Have you guessed? It’s of course ‘Lolita’ by Vladimir Nabokov
“The most controversial classic novel of the 20th century,”Lolita” tells the story of aging Hubert Humbert who has an obsessive, devouring, and doomed passion for the nymphet, Dolores Haze. It is also the story of a hypercivilized European colliding with the cheerful barbarism of postwar America. All in all, “Lolita” is filled with awe and exhilaration, along with heartbreak and mordant wit.”
So what is this Sketchbook Chicks all about? Well it’s all about portraying creative females, sometimes according to their careers, and surrounding them by stereotypical (albeit desirable) items! I’m not gonna lie, it’s also an excuse for me to draw these kind of things. There’s something oddly entertaining about drawing nicely dressed ladies with their tiny items and accessories.

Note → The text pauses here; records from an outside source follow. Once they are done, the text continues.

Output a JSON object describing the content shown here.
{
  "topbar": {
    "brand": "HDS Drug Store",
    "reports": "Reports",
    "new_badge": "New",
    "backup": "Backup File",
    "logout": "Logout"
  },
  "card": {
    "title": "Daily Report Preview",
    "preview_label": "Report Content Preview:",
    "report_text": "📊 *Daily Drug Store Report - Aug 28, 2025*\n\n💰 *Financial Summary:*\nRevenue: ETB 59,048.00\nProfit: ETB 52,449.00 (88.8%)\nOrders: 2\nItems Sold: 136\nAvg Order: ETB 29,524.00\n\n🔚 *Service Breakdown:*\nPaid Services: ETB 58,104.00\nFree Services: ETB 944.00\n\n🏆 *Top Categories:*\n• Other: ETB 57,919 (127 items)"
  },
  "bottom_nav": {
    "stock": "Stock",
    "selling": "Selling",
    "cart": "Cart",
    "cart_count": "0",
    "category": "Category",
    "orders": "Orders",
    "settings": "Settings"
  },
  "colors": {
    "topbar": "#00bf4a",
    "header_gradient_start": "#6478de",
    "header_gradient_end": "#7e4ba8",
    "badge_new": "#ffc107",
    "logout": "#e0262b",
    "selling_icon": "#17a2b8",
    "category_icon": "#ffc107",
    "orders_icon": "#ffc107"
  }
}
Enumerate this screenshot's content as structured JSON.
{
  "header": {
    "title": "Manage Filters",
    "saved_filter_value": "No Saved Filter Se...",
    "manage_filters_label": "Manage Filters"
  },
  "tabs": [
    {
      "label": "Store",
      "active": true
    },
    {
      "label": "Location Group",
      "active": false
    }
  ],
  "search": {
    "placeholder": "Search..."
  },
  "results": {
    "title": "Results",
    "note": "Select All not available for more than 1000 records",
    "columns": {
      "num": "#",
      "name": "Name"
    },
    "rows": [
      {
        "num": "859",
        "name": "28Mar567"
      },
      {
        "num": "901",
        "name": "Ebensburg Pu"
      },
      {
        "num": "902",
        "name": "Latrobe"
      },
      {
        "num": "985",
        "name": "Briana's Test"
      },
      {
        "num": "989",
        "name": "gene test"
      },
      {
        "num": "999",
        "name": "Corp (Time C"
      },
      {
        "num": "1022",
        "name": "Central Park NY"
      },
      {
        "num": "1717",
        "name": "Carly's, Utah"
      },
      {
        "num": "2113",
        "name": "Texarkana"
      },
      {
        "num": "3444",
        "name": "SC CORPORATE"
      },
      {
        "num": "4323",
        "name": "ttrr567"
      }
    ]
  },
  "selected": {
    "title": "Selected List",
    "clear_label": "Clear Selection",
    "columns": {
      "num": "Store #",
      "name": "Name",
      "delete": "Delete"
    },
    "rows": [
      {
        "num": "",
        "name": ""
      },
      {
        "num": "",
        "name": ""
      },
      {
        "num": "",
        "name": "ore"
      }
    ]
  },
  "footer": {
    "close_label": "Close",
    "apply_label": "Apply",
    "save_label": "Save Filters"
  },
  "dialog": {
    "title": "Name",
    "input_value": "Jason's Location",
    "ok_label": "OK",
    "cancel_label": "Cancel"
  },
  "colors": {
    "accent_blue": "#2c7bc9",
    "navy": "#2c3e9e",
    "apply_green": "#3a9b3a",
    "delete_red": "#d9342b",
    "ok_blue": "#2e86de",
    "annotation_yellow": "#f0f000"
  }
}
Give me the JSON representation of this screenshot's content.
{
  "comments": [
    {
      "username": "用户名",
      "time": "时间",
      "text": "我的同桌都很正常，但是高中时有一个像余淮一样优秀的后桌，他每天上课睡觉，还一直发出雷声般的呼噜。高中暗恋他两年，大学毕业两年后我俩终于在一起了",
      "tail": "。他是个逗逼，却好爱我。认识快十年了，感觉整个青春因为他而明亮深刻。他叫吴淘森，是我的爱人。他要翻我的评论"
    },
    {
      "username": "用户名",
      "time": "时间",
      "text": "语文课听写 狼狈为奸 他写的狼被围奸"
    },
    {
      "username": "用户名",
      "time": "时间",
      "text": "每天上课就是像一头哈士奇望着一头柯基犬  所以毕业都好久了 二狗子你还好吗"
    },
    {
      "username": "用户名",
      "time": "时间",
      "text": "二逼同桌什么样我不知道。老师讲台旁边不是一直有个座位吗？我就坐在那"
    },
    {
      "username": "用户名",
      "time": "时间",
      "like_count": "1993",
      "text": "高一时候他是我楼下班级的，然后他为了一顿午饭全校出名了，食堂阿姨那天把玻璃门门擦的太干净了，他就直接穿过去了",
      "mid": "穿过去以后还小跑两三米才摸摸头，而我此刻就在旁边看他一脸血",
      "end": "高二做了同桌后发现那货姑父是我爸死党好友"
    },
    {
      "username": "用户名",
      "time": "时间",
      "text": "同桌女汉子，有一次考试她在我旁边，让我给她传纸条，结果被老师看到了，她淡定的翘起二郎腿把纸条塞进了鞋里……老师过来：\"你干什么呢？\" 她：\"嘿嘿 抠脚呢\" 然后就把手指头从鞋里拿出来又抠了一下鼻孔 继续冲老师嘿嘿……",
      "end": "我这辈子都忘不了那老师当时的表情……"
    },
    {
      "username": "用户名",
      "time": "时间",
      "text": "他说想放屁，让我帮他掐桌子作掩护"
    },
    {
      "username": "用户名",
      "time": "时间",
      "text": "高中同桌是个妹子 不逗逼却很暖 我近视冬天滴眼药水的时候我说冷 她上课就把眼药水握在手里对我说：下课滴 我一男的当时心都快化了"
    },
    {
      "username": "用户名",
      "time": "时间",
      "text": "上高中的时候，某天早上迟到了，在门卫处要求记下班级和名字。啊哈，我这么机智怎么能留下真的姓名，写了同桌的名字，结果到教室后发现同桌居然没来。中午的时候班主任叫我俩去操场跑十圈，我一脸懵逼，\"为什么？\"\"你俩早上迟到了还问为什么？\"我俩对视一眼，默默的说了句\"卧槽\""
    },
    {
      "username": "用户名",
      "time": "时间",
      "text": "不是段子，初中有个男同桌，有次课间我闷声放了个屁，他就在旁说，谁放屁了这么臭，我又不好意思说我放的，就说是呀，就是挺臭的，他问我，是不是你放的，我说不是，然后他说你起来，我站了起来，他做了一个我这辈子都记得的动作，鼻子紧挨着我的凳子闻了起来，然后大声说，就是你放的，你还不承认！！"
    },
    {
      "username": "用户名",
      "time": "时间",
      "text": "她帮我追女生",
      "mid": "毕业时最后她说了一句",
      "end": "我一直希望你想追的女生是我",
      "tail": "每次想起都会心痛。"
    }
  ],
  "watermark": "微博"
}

The first one is ‘The Fashion Blogger’; the envy of all Fashion enthusiasts, with her colourful brogues, aztek cardigan, retro sunglasses and the infamous ‘blogger bun’. She’s obviously ditched her car for a bicycle because cars are bad for the environment man! She still can’t let go of the Eiffel Tower motif, even though it’s been plastered around the fashion industry for a while now. A lover of owls, moustaches and a Diana camera, the Fashion Blogger is what every hipster chick aspires to be. Can you relate? 😉